Jonah’s overly-dramatic, angry response to the good fortune of the Ninevites is meant to be comical. But it’s also meant to capture a deep truth about the human heart that fails to see the image of God in others and struggles to love our neighbors as ourselves and with the same compassion that God has shown to us.
God responds to Jonah, asking “Is it right for you to be so angry? …Should I not be concerned about Nineveh, that great city, in which there are more than a hundred and twenty thousand persons who do not know their right hand from their left?”
It’s the same response the landowner gives to his complaining workers in our parable: “Are you envious because I am generous?”
Or more literally translated: “is your eye evil because I am generous?” …asking all of us an important question about how we look at the world. About who we notice and what we see. Is your eye evil because I am generous? Do we, like Jonah and the complaining workers, look through a lens of envy, scarcity, and competition? Or do we see through the lens of abundance, compassion, and grace? Are we able to see only our own burdens or are we able to see with compassion the heavy burdens that others carry? When we see the last going first, do we see with jealousy or do we look with wonder at the compassion of God?
The landowner in this parable shows us what it looks like to notice - what it looks like to see with compassion and to take the time to stop and ask questions about the burdens other people carry. In this parable we also see what it looks like to be as generous and compassionate to others as God has been to us in Jesus Christ - the one who welcomes the children, restores sight to the blind, and invites each one of us not only to work in his kingdom but also to eat at his table.
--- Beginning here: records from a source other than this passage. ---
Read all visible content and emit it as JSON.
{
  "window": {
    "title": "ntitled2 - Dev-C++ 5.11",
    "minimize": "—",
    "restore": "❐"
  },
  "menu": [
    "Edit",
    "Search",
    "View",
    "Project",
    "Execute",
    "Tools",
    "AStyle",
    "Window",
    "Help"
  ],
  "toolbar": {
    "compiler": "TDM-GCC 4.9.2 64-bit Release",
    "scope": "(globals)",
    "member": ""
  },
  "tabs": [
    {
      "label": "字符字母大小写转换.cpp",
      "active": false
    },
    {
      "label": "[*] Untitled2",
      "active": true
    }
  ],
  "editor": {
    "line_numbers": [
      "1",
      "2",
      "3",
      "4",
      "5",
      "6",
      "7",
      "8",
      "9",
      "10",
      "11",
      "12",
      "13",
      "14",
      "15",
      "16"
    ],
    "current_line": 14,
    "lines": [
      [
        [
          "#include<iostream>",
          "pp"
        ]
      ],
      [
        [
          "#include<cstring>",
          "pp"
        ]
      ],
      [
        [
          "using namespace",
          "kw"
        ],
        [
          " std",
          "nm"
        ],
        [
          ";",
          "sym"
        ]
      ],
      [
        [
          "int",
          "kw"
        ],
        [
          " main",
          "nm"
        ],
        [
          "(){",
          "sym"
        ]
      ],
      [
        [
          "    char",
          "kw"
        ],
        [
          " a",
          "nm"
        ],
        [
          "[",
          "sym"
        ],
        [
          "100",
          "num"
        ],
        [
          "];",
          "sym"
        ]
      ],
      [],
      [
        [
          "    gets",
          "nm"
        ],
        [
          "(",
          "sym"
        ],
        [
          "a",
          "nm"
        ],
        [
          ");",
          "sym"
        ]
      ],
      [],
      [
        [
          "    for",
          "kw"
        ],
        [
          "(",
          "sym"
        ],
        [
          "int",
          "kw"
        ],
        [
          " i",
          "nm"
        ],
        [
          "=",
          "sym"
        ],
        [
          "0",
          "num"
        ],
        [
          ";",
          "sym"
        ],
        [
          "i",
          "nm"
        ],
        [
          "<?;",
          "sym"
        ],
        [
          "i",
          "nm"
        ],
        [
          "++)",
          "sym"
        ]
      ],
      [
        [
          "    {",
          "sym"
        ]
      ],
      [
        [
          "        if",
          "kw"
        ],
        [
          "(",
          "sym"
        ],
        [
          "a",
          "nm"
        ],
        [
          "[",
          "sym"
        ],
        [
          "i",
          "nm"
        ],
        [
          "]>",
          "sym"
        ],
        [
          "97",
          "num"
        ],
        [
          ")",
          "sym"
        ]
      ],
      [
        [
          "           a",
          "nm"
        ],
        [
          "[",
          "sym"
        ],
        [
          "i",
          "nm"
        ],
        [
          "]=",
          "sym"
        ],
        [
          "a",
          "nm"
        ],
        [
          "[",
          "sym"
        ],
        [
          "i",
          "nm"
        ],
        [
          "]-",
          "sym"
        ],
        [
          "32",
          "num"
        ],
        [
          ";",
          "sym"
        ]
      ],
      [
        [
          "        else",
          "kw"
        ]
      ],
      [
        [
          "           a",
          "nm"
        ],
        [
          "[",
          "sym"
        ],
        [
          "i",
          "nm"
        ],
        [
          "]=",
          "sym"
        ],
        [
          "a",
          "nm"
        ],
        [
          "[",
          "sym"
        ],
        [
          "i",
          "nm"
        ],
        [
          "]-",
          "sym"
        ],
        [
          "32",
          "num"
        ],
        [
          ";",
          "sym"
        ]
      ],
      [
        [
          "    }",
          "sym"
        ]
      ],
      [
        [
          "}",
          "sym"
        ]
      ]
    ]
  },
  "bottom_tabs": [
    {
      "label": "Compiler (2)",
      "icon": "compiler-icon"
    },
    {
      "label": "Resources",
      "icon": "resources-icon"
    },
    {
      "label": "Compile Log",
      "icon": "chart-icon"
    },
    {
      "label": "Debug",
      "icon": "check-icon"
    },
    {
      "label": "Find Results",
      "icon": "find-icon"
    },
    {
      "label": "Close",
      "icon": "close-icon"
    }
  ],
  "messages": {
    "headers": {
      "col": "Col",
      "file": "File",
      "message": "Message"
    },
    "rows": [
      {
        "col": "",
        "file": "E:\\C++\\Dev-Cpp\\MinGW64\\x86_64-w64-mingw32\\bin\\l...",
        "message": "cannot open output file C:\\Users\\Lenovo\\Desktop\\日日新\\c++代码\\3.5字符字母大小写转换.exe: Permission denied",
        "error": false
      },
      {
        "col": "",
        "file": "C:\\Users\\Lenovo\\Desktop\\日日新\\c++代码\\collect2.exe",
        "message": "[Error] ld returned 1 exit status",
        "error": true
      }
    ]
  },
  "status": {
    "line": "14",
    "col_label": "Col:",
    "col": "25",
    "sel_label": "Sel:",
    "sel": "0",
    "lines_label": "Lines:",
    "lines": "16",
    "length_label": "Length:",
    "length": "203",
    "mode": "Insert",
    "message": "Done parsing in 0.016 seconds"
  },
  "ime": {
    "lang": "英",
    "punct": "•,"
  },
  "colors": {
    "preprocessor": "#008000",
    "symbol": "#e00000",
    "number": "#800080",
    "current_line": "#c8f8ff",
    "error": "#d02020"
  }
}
May this parable capture our hearts and imaginations, may we learn to notice, and see, and ask questions with compassion, in the name of the Father, and the Son and the Holy Spirit. Amen